* Task description
Say how many lines of the material below contain the word "this", with no other words.

* Entries provided
■ ■ ■ ■

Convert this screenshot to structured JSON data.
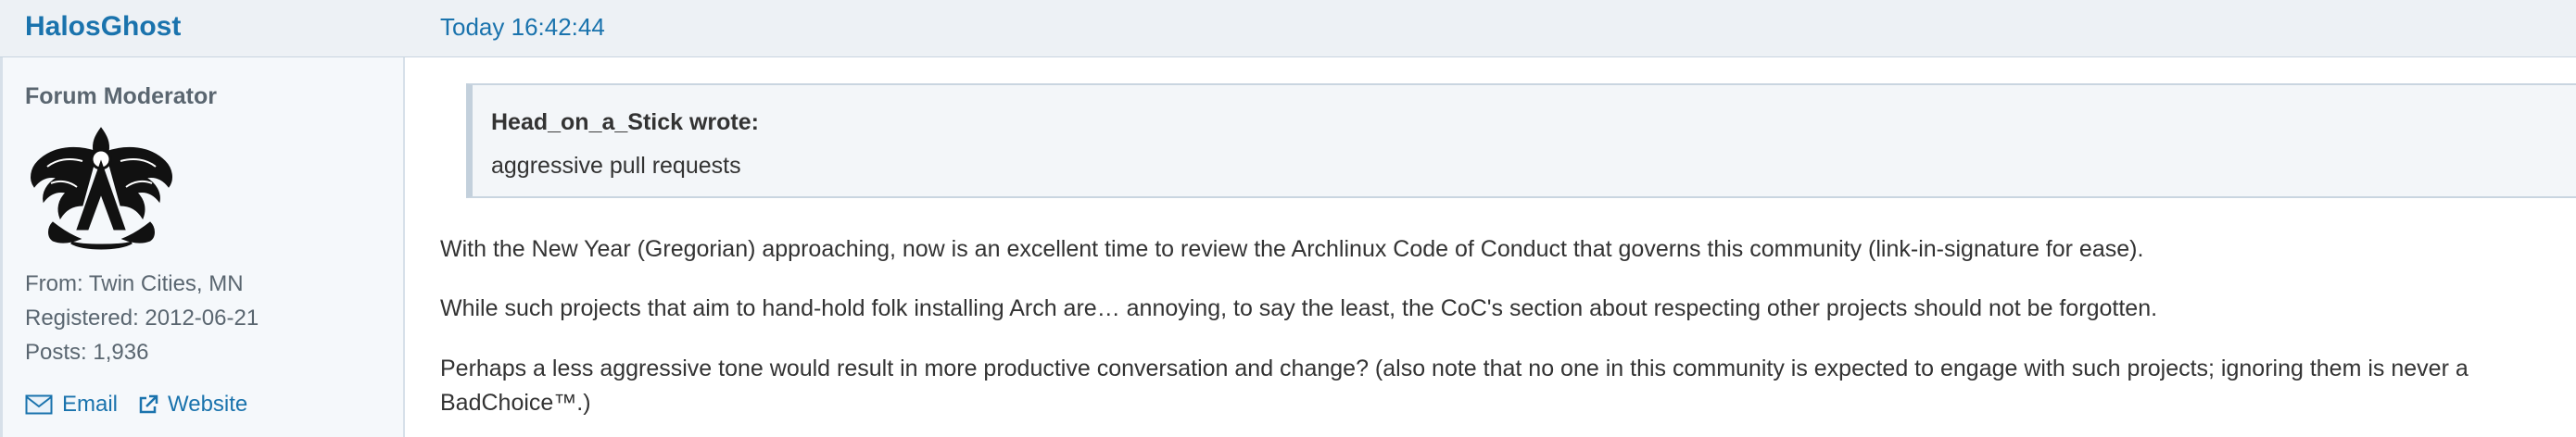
{
  "post": {
    "author": "HalosGhost",
    "timestamp": "Today 16:42:44"
  },
  "sidebar": {
    "role": "Forum Moderator",
    "avatar_icon": "arch-crest-avatar-icon",
    "from": "From: Twin Cities, MN",
    "registered": "Registered: 2012-06-21",
    "posts": "Posts: 1,936",
    "email_label": "Email",
    "website_label": "Website"
  },
  "quote": {
    "author": "Head_on_a_Stick wrote:",
    "text": "aggressive pull requests"
  },
  "body": {
    "p1": "With the New Year (Gregorian) approaching, now is an excellent time to review the Archlinux Code of Conduct that governs this community (link-in-signature for ease).",
    "p2": "While such projects that aim to hand-hold folk installing Arch are… annoying, to say the least, the CoC's section about respecting other projects should not be forgotten.",
    "p3_line1": "Perhaps a less aggressive tone would result in more productive conversation and change? (also note that no one in this community is expected to engage with such projects; ignoring them is never a",
    "p3_line2": "BadChoice™.)"
  },
  "colors": {
    "accent": "#1a73ad",
    "header_bg": "#edf1f5",
    "sidebar_bg": "#f5f8fb",
    "quote_bg": "#f3f6f9",
    "text": "#333333",
    "muted": "#5a6670"
  }
}
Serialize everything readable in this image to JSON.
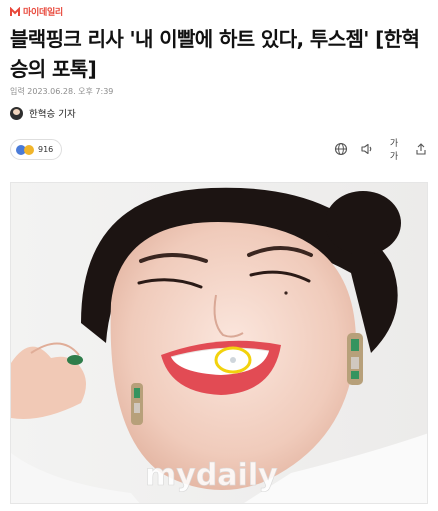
{
  "brand": {
    "name": "마이데일리",
    "logo_icon": "mydaily-logo-icon",
    "accent": "#e8483b"
  },
  "article": {
    "headline": "블랙핑크 리사 '내 이빨에 하트 있다, 투스젬' [한혁승의 포톡]",
    "meta": "입력 2023.06.28. 오후 7:39",
    "reporter": "한혁승 기자"
  },
  "reactions": {
    "count": "916",
    "icons": [
      "surprised-emoji-icon",
      "laugh-emoji-icon"
    ]
  },
  "toolbar": {
    "subscribe_icon": "globe-icon",
    "listen_icon": "speaker-icon",
    "font_label": "가가",
    "share_icon": "share-icon"
  },
  "photo": {
    "watermark": "mydaily"
  }
}
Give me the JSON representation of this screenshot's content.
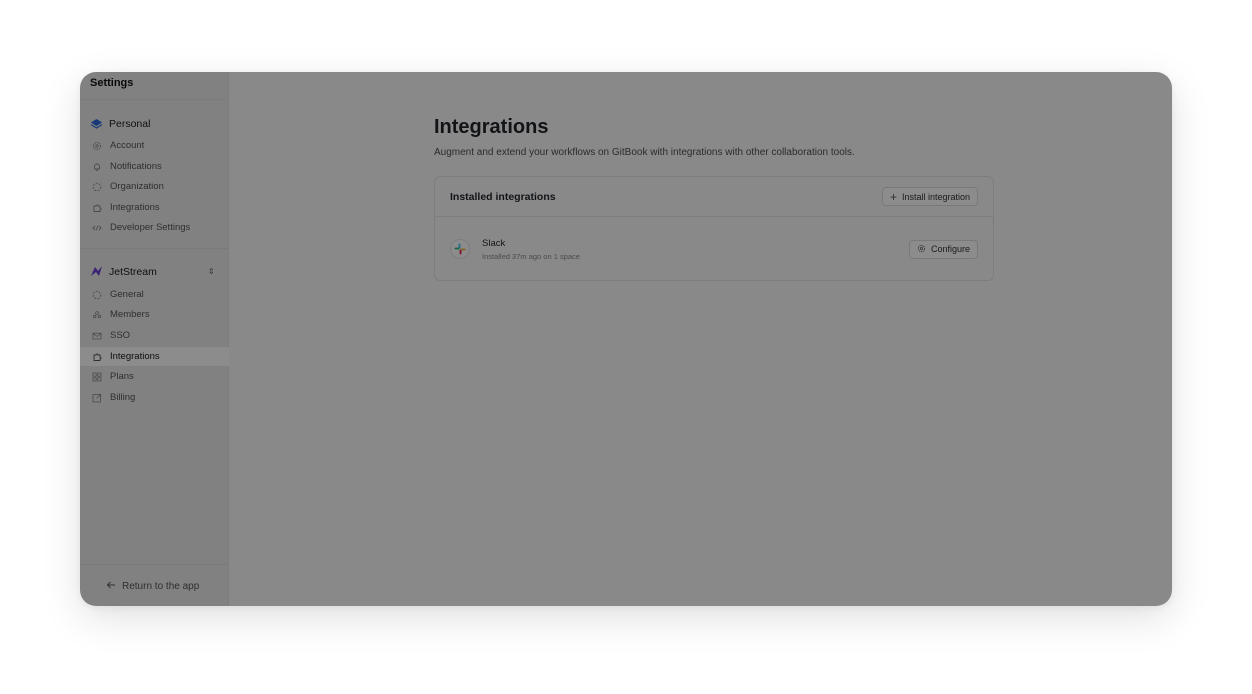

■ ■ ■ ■

* Response
5